It is a very religious thing. Businesses swear by it, developers can invoke it, pray for things to happen, and receive messages from it. I am surprised the church has not yet assigned a saint to our profession.

Before the PC, legend has it that computers were huge and expensive and occupied whole rooms. Users would log in to those behemoths from small VT100 terminals, and run programs written in FORTRAN and COBOL. The output would come as a long paper trail out of a dot matrix printer.

After the PC, legend has it that data centers were huge and expensive and occupied whole rooms. Users would log in to those behemoths from small “Post PC” devices or “PC Plus” devices (the names matter not), and run programs written in PHP, Go, JavaScript, Java, C#, or whatever you can fit inside a Docker container. The output would be stored in a database, in a PDF file, or sent as a push notification to one of the aforementioned devices.

At the time of this writing, you can get free access to a mainframe running COBOL on z/OS following this link. You can then open up your copy of Visual Studio Code, add a few plugins, and voilà! You can start coding COBOL programs. Then you can submit those batch jobs to the mainframe, and they will be executed in the mainframe. Thanks to Visual Studio Code, you can even (shock!) debug your programs and inspect the state of the variables.

At the time of this writing, you can get free access to a cloud provider such as AWS. You can then open up your copy of Visual Studio Code, add a few plugins, and voilà! You can start coding in pretty much any language that can be bundled in a Docker container. kubectl apply those containers into your nearest Kubernetes cluster, and they will be executed in the cloud. Thanks to Visual Studio Code, you can even (shock!) debug your programs and inspect the state of the variables.

What has changed is the availability of small and cheap terminals occupying whole pockets. Programs running in The Cloud inside some virtualization solution. All based upon SaaS, itself based on PaaS, itself based on IaaS, and so forth until the end of the abstraction layer stack. Maybe there are also a few more unit tests somewhere than there used to be in 1974, but I would not hold my breath. There are definitely more standup and retrospective meetings, that is for sure.

Oh, and God forbid, you can go “serverless” now, whatever that means.

What has not changed in 50 years is the fact we are still using centralized architectures, prone to government intrusion and privacy leaks. Maybe it is time to think about a “Post Cloud” era (or a “Cloud Plus” era?) where information is distributed instead of centralized. Of course this raises questions of trust, cryptography, security and collaboration, but the technology to build such systems already exists. It is more of a question of policy and education than of technology. It is actually a question of sustainability and protection of the environment, too.

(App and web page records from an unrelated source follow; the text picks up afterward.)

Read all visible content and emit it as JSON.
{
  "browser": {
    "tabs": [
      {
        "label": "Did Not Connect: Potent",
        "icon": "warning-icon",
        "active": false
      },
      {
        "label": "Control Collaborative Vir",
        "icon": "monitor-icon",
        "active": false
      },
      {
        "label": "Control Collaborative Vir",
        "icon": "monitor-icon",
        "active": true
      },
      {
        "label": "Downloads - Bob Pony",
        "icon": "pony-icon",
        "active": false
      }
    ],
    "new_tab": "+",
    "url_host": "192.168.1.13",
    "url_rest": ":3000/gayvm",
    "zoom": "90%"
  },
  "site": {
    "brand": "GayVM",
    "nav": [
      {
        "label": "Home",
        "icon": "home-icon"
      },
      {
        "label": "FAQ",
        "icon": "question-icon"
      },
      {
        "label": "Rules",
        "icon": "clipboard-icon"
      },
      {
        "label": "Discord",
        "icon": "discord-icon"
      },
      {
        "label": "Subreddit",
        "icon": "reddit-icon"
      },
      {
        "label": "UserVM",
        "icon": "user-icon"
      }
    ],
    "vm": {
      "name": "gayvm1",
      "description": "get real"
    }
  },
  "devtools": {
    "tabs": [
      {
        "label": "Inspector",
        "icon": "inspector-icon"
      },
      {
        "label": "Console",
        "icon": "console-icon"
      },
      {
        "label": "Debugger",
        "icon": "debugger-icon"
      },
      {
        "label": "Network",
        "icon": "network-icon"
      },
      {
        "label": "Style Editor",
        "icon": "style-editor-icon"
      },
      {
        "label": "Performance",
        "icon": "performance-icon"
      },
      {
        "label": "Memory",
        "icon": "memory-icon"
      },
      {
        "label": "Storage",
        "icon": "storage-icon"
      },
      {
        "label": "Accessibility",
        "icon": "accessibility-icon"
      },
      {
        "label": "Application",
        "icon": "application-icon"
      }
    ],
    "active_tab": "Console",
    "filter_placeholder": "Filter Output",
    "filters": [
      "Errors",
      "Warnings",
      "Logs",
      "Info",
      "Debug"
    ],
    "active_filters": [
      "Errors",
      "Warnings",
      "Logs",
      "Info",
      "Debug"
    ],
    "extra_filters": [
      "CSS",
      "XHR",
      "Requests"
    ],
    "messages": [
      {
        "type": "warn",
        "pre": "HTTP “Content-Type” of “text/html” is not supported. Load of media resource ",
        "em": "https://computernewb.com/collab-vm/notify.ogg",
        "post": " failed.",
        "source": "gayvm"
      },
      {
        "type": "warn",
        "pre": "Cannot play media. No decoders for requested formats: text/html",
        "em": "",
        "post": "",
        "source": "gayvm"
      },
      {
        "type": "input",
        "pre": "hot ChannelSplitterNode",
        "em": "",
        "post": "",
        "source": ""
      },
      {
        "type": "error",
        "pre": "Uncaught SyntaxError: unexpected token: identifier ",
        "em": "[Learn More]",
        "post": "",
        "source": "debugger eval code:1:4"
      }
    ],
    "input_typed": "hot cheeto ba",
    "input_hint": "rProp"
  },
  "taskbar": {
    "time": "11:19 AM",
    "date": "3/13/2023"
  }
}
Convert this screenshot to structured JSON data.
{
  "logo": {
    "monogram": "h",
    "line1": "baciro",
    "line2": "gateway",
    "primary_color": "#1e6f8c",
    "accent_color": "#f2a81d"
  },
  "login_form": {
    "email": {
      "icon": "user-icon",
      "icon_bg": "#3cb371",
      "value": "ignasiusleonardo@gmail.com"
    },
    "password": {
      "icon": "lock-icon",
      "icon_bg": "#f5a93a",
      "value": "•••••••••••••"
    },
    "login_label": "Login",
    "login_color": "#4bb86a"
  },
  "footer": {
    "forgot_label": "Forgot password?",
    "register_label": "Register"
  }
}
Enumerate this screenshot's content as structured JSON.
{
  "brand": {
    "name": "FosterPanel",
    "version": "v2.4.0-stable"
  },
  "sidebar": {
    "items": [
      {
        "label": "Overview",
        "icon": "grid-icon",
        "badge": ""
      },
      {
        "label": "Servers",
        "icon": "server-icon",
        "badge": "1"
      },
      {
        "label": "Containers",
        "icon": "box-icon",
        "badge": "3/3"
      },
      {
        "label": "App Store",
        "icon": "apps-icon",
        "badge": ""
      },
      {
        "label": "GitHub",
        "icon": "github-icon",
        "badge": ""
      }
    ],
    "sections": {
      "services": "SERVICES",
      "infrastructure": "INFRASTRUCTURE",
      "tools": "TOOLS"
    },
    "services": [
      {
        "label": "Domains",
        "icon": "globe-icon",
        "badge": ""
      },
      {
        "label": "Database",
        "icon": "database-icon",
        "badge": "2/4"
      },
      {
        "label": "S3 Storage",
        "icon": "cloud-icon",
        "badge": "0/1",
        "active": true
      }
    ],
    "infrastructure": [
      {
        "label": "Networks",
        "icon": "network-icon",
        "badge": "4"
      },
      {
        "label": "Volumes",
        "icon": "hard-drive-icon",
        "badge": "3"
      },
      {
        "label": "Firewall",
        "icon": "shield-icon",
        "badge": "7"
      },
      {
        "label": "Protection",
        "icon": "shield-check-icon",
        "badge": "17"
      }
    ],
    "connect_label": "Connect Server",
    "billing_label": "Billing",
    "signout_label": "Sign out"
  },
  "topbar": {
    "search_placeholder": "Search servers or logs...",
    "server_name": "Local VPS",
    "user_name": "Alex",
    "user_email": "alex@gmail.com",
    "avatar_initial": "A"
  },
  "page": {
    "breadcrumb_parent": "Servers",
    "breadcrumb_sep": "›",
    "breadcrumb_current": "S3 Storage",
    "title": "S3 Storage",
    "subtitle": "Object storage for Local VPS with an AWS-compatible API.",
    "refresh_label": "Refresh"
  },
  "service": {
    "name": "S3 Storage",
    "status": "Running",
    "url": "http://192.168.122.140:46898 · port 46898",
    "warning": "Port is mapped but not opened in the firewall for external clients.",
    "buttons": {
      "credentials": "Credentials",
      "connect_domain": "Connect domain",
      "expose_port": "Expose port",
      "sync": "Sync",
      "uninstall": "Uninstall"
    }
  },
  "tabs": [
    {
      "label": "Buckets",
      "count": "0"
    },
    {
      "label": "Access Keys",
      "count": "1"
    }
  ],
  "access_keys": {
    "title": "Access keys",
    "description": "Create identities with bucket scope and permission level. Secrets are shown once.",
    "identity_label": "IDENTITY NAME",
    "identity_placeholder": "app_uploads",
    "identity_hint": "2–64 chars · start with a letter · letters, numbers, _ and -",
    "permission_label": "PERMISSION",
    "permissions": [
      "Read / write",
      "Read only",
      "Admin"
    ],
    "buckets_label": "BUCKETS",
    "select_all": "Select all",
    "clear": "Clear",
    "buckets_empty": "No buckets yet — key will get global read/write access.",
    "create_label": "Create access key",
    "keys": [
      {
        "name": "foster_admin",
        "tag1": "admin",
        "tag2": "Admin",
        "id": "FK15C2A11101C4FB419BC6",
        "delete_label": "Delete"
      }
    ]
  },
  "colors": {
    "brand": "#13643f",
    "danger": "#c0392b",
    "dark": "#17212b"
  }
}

We need decentralized systems; based on peer-to-peer algorithms, using distributed keys for security and free from corporate and government snooping. Because the big idea of the ARPAnet, as conceived by the US Department of Defense during the Cold War, was precisely to create a distributed system thanks to packet switching, resilient to nuclear weapon attacks. We have forgotten the core ideas behind the Internet. It is time to bring them back.

A word before ending this article. Since its inception, articles in this magazine use pictures from Unsplash as illustrations. This one is no exception, but it is interesting for a different fact: it is labeled with the words “white Macintosh computer”. Take a good look at it; this is no Mac, it is an IBM PC 5150, the eponymous PC, the one that represents nothing more than a hiccup between two incarnations of the same idea.

Cover photo by bert sz on Unsplash.

Adrian Kosmaczewski is a software consultant and evangelist. He is a published writer, trainer and speaker. He holds a Master's degree from the University of Liverpool.